------ Material provided

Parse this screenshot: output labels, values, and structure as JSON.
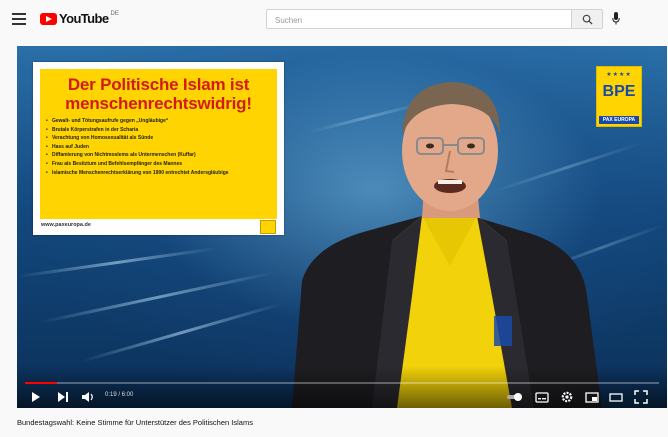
{
  "header": {
    "logo_text": "YouTube",
    "logo_country": "DE",
    "search_placeholder": "Suchen"
  },
  "video": {
    "panel": {
      "title": "Der Politische Islam ist menschenrechtswidrig!",
      "bullets": [
        "Gewalt- und Tötungsaufrufe gegen „Ungläubige“",
        "Brutale Körperstrafen in der Scharia",
        "Verachtung von Homosexualität als Sünde",
        "Hass auf Juden",
        "Diffamierung von Nichtmoslems als Untermenschen (Kuffar)",
        "Frau als Besitztum und Befehlsempfänger des Mannes",
        "Islamische Menschenrechtserklärung von 1990 entrechtet Andersgläubige"
      ],
      "url": "www.paxeuropa.de"
    },
    "bpe_logo": {
      "text": "BPE",
      "sub": "PAX EUROPA"
    },
    "controls": {
      "time": "0:19 / 6:00",
      "progress_fraction": 0.05
    }
  },
  "title": "Bundestagswahl: Keine Stimme für Unterstützer des Politischen Islams"
}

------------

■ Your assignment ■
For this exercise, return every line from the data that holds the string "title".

■ Exercise answer ■
      "title": "Der Politische Islam ist menschenrechtswidrig!",
  "title": "Bundestagswahl: Keine Stimme für Unterstützer des Politischen Islams"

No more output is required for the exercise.